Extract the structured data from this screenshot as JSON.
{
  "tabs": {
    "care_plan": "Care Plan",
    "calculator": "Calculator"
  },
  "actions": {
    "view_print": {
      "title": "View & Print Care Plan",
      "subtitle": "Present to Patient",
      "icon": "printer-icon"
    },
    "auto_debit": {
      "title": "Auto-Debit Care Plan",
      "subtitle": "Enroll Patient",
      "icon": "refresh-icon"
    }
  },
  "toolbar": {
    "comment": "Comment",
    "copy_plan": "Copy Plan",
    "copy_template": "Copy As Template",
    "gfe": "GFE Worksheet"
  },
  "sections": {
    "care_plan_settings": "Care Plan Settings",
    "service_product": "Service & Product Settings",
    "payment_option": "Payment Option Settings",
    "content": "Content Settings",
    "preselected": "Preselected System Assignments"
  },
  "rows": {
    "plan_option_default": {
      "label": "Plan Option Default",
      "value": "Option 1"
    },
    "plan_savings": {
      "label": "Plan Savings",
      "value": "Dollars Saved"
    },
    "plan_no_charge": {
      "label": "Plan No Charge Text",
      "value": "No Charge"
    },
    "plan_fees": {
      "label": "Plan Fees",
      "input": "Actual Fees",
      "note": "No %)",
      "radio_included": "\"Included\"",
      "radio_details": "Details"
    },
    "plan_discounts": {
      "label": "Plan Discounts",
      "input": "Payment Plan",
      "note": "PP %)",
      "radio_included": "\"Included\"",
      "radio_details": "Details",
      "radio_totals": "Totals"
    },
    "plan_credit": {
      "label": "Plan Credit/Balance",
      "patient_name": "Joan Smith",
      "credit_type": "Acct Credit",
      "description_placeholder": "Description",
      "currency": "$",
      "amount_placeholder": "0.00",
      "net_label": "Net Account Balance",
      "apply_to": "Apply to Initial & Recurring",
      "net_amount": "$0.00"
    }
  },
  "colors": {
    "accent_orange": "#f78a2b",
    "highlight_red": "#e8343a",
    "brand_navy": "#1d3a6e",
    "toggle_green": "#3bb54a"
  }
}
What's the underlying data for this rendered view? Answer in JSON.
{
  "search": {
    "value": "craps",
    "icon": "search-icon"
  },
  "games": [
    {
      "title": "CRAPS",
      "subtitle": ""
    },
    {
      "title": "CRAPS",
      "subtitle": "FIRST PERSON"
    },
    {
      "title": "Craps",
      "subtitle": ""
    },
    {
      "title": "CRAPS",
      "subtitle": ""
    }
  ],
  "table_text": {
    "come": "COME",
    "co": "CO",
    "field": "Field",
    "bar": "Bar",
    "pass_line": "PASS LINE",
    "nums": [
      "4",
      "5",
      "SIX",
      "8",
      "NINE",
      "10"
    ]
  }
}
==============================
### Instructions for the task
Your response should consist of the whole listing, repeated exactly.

### Output of the task
Extract the structured data from this screenshot as JSON.
{
  "tabs": {
    "care_plan": "Care Plan",
    "calculator": "Calculator"
  },
  "actions": {
    "view_print": {
      "title": "View & Print Care Plan",
      "subtitle": "Present to Patient",
      "icon": "printer-icon"
    },
    "auto_debit": {
      "title": "Auto-Debit Care Plan",
      "subtitle": "Enroll Patient",
      "icon": "refresh-icon"
    }
  },
  "toolbar": {
    "comment": "Comment",
    "copy_plan": "Copy Plan",
    "copy_template": "Copy As Template",
    "gfe": "GFE Worksheet"
  },
  "sections": {
    "care_plan_settings": "Care Plan Settings",
    "service_product": "Service & Product Settings",
    "payment_option": "Payment Option Settings",
    "content": "Content Settings",
    "preselected": "Preselected System Assignments"
  },
  "rows": {
    "plan_option_default": {
      "label": "Plan Option Default",
      "value": "Option 1"
    },
    "plan_savings": {
      "label": "Plan Savings",
      "value": "Dollars Saved"
    },
    "plan_no_charge": {
      "label": "Plan No Charge Text",
      "value": "No Charge"
    },
    "plan_fees": {
      "label": "Plan Fees",
      "input": "Actual Fees",
      "note": "No %)",
      "radio_included": "\"Included\"",
      "radio_details": "Details"
    },
    "plan_discounts": {
      "label": "Plan Discounts",
      "input": "Payment Plan",
      "note": "PP %)",
      "radio_included": "\"Included\"",
      "radio_details": "Details",
      "radio_totals": "Totals"
    },
    "plan_credit": {
      "label": "Plan Credit/Balance",
      "patient_name": "Joan Smith",
      "credit_type": "Acct Credit",
      "description_placeholder": "Description",
      "currency": "$",
      "amount_placeholder": "0.00",
      "net_label": "Net Account Balance",
      "apply_to": "Apply to Initial & Recurring",
      "net_amount": "$0.00"
    }
  },
  "colors": {
    "accent_orange": "#f78a2b",
    "highlight_red": "#e8343a",
    "brand_navy": "#1d3a6e",
    "toggle_green": "#3bb54a"
  }
}
What's the underlying data for this rendered view? Answer in JSON.
{
  "search": {
    "value": "craps",
    "icon": "search-icon"
  },
  "games": [
    {
      "title": "CRAPS",
      "subtitle": ""
    },
    {
      "title": "CRAPS",
      "subtitle": "FIRST PERSON"
    },
    {
      "title": "Craps",
      "subtitle": ""
    },
    {
      "title": "CRAPS",
      "subtitle": ""
    }
  ],
  "table_text": {
    "come": "COME",
    "co": "CO",
    "field": "Field",
    "bar": "Bar",
    "pass_line": "PASS LINE",
    "nums": [
      "4",
      "5",
      "SIX",
      "8",
      "NINE",
      "10"
    ]
  }
}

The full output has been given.